Plotting HBI’s Future

Plotting HBI’s Future



Allston Hall

Over the last nine months, HBI’s board of directors and staff have been updating the organization’s strategic plan with two core objectives: 1) to identify historic properties in Boston’s neighborhoods for redevelopment; and 2) to determine the impact goals HBI preservation projects and activities should have.

With the help of Jennifer Gilbert of VIVA Consulting, HBI has interviewed partners and collaborators to solicit insight into the organization’s perceived strengths and Boston’s preservation needs today, and has whittled its prospects to three overlapping areas of geography, policy and impact.  

Geographically, HBI will aim to identify projects in Boston’s neighborhood commercial districts where some of Boston’s finest historic commercial buildings are located, and that represent an opportunity to collaborate with local communities on revitalization measures. 

Pilgrim Church, Upham’s Corner

HBI is also interested in bringing its real estate development and preservation skills to bear on public policy priorities – planning areas or uses for historic buildings that are being advanced by the City and civic leaders — in order to benefit from the momentum and focus of those concerns, but also to bolster the case for historic preservation and community history in neighborhood planning and development. 
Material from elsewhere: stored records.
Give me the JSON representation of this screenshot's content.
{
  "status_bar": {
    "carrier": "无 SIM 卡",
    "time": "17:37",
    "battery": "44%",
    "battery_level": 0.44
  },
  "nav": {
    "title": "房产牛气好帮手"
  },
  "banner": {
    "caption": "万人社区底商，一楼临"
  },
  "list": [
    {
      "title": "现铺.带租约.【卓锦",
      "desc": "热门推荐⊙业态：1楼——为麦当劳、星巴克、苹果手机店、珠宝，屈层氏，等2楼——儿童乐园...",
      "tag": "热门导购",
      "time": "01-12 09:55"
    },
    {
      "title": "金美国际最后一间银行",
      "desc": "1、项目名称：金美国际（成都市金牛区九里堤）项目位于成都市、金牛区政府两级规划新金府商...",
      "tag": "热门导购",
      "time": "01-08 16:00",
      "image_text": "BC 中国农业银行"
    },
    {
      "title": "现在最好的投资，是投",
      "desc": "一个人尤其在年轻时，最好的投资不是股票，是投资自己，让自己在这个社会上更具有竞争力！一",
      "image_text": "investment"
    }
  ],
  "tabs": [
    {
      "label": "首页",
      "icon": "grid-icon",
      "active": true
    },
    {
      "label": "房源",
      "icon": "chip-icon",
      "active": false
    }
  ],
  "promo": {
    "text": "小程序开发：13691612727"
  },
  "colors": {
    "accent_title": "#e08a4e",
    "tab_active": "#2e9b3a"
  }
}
Finally, and most important to the HBI organization, HBI has decided to “scale up” the size of projects it is looking for in order to build on the development strength it has built over the last several years and to aim for higher impact -more housing units, studios or office spaces for example — on policy matters.  By extension, neighborhood commercial districts also present an opportunity for sustained focus on multiple properties in one area with the expectation of higher economic and visual impact.


Engine 9 Fire House , East Boston

We have settled in on three neighborhood commercial districts that we believe lie at the sweet spot of these three interests: 


Upham’s Corner inDorchester, one of the City’s most in-tact late 19th century neighborhood business districts, where rehabilitation of underutilized historic buildings can build on the groundbreaking plans for development along the Fairmount/Indigo Line Corridor and expand economic opportunity through new spaces for small business, artist studios, and housing.


Central and MaverickSquares in East Boston, where preservation-based redevelopment can help retain local character and help the traditional business districts and cultural heart of the neighborhood meet the explosion of new development along the neighborhood?s waterfront.  


The western edge of Allston Village at Cambridge Street, where there has been considerable focus on new transportation investments in both commuter rail and Massachusetts Turnpike improvements.  The cluster of historic buildings near the Richardsonian railroad depot (now Pizzeria Regina) presents an opportunity for preservation rehabilitation to define a new plan for several blocks of low-scale auto repair facilities.  


HBI is beginning to model financial projections and impact measures in order to test these adjustments to strategy and to identify organizational and financial changes that will be necessary for success.  We will update you more over the next several months as plans are finalized. In the meantime, we welcome your input and ideas
HBI’s Strategic Planning